Best town north from Artic Circle
Wehn I go to Murmansk I do not go to the best western style hotels, because I prefer a little bit original nostalgic atmosphere of Soviet style colossal Arktika -hotel. Located in city center it is easy to make walking looking older part of town from there.
Normally if one wants relax it is better to go summer time if one likes extreme tourism then the Jan-Feb could be right selection. Can not tell in familypages.
Murmansk winter view. This...
Murmansk winter view.
This picture ws taken at 13.30 noon. The sun doesn't turns up from late November till late February.
My next plan is to visit Murmansk again in Summer to explore the other part of her faces...
Thinsulate, thinsulate and more thinsulate!
It's cold and dark in winter, even for those who live in Russia and think -10 is not all that bad! It was quite humid when I went and the wind didn't help, as well as wandering around outside, visiting Alyosha for example, so bring as much thermal stuff as possible. 3 pairs of normal socks just do not cut it (believe me, I tried!) Lip balm - chapped and split lips due to the cold are not pleasant or beautiful! A tripod - it is dark most of the time so you will need to expose your photos for quite a while - most of mine ended up blurry as I could hold the camera still enough. Make sure that you have a lot of change - most places are reluctant to take anything higher than a 100 rouble note so any thousands you have will be pretty much useless.
Festival of The North
Every year in april in Murmansk there is held the Festival of The North (in 2004 it will be the 70th issue).
During 2 weeks there are different competions in all kinds of winter sports.

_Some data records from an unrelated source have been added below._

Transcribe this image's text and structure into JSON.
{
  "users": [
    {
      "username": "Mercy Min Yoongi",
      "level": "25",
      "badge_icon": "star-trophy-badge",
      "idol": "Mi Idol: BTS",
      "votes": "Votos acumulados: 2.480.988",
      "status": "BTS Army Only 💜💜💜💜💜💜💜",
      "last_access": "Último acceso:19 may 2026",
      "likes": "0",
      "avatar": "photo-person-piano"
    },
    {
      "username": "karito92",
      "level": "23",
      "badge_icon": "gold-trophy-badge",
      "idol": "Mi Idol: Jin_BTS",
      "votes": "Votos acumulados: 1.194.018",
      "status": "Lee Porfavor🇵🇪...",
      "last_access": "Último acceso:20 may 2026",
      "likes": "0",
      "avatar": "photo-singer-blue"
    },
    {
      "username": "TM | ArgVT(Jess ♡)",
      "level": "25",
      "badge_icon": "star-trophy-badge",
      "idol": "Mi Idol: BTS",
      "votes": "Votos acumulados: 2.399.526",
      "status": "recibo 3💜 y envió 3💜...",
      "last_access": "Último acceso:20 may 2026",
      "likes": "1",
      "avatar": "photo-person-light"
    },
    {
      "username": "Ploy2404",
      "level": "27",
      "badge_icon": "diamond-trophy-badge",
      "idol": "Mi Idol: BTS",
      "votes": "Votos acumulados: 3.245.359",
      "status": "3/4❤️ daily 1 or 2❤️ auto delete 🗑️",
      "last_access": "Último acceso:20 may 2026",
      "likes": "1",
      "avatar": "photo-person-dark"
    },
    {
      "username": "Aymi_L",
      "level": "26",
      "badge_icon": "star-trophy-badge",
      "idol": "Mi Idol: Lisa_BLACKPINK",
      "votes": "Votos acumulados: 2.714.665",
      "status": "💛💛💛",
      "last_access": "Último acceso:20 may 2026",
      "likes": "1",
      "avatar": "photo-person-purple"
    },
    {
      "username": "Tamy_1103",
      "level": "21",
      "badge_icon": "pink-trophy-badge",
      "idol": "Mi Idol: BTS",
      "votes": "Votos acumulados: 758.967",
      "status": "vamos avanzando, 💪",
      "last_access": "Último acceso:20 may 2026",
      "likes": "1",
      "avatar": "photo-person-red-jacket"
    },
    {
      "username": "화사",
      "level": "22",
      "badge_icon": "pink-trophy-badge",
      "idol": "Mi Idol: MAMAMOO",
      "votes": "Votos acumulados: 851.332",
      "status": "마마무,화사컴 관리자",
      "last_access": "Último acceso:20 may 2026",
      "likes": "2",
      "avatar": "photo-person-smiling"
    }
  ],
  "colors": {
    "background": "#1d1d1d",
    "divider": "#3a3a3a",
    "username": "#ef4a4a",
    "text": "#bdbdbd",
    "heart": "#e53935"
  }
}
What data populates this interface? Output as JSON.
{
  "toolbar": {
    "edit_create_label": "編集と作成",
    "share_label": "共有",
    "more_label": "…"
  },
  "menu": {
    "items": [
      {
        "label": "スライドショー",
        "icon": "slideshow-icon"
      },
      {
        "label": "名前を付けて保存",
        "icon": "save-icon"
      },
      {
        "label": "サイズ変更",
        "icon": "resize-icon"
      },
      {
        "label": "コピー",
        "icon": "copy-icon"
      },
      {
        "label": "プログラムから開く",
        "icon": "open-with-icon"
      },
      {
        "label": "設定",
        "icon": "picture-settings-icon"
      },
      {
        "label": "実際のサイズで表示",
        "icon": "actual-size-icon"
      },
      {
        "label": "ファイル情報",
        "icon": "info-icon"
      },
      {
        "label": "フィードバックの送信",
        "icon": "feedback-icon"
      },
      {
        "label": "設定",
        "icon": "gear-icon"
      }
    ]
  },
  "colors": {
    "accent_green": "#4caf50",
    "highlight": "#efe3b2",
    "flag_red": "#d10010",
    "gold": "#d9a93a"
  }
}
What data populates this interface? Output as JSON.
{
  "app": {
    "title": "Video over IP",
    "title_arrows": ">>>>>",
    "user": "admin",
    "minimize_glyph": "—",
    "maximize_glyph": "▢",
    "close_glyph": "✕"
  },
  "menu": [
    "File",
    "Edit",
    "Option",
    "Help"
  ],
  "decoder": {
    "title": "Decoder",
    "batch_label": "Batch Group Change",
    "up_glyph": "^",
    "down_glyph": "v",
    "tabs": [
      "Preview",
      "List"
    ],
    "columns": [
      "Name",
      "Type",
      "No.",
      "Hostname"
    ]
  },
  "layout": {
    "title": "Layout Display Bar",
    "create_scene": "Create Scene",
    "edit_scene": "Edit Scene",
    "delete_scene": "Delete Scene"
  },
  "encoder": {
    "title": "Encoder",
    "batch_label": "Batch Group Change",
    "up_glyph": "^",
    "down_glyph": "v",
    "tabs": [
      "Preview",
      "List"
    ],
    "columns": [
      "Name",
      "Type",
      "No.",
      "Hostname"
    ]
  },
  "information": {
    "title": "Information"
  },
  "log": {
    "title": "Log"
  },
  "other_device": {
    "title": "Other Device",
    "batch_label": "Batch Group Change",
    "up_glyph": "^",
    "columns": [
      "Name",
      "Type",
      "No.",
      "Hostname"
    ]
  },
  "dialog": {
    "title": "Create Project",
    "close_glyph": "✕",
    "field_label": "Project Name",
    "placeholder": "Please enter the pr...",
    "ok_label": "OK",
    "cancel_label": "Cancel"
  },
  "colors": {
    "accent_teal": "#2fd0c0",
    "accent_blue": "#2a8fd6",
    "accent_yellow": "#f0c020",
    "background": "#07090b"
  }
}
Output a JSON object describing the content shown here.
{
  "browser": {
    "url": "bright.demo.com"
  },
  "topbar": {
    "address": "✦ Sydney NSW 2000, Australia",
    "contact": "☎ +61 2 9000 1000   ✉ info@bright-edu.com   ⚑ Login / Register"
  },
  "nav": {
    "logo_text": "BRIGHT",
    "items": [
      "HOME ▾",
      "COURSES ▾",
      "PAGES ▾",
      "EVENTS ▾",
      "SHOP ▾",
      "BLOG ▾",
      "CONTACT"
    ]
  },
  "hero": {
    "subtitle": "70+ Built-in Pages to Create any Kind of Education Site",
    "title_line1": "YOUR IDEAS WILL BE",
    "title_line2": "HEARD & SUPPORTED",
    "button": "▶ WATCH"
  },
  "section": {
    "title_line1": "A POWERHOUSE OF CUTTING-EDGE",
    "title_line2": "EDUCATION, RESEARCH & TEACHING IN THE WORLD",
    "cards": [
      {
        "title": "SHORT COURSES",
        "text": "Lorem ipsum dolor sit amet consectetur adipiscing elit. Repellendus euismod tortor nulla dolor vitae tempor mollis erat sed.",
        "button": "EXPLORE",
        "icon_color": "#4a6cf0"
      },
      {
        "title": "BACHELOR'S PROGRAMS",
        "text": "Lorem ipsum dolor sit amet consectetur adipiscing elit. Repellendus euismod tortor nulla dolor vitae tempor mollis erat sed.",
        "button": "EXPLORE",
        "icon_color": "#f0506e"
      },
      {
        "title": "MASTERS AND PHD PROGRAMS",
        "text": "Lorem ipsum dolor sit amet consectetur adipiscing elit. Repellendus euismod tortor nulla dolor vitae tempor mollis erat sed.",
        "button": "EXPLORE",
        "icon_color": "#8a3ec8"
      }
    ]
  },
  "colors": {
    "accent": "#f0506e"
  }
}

Without any doubt for spectators the most interesting competitions are ice swimming (a big whole is cutted into the ice on Semyonovskoye lake) and the reindeer races (at the dolina uyuta sports centre).
Everybody can participate at the Big Ski Marathon, which attracts a lot of sportsmen even from western europe.
Murmansk (Russian: Му́рманск; Finnish: Muurmanni (archaic); Northern Sami: Murmanska; Skolt Sami: Muurman) is a city in the extreme northwest part of Russia with a seaport on the Kola Bay, 12 km from the Barents Sea on the northern shore of the Kola Peninsula, not far from Russia's borders with Norway and Finland. Population: 320,900 (2005 est.); 336,137 (2002 Census); 468,039 (1989 Census). The city is an important navy base for the Russian Navy.
Murmansk is the administrative centre of Murmansk Oblast. The port remains ice-free year round due to the warm North Atlantic drift ocean current. It is the largest city north of the Arctic Circle.
Murmansk's evening newspaper is Vecherniy Murmansk, published since 1991.
The city, known initially as Romanov-on-Murman (Рома́нов-на-Му́рмане), was founded on October 4, 1916 and named after the Russian royal dynasty of the Romanovs. The city, an only ice-free port in the Russian Arctic, was built as a terminus of the railroad line to Kola designed to open the North Atlantic supply route to Russia in support of Eastern Front during the First World War. The city was renamed to Murmansk after the October Revolution in 1917.
From 1918 to 1920, the city was occupied by the Western powers who had been allied in the First World War and "White" forces during the Civil War in Russia.
During World War II, Murmansk was a link with the Western world for Russia, and a vast commerce with the Allies, in items important to the respective military efforts passed through it: primarily manufactured and raw materials goods into the Soviet Union. These supplies were brought to the city in the Arctic Convoys.
German forces launched an offensive against the city in 1941. Murmansk suffered profound destruction, second only to Stalingrad of all the Soviet cities. However, fierce Soviet resistance prevented Germans from capturing the city and from cutting off the vital Karelian railway line. This resistance was eventually recognized in 1985 by the Soviet Union with the formal designation of Murmansk as a Hero City on May 6, 1985.
In commemoration of this event, the massive statue Alyosha, depicting a Russian soldier of World War II, was erected overlooking the city harbour. For the rest of the war, it served as a transit point for weapons and other supplies entering the Soviet Union from other Allied nations.
During the Cold War it was a centre of Soviet submarine activity, and since the breakup of the USSR, it remains the headquarters of the Russian Northern Fleet as well as its Nuclear powered icebreaker fleet.
To commemorate the 85th anniversary of the city's foundation, the snow-white church of the Saviour-on-Waters was modeled after the White Monuments of Vladimir and Suzdal and built on the shore for sailors of Murmansk.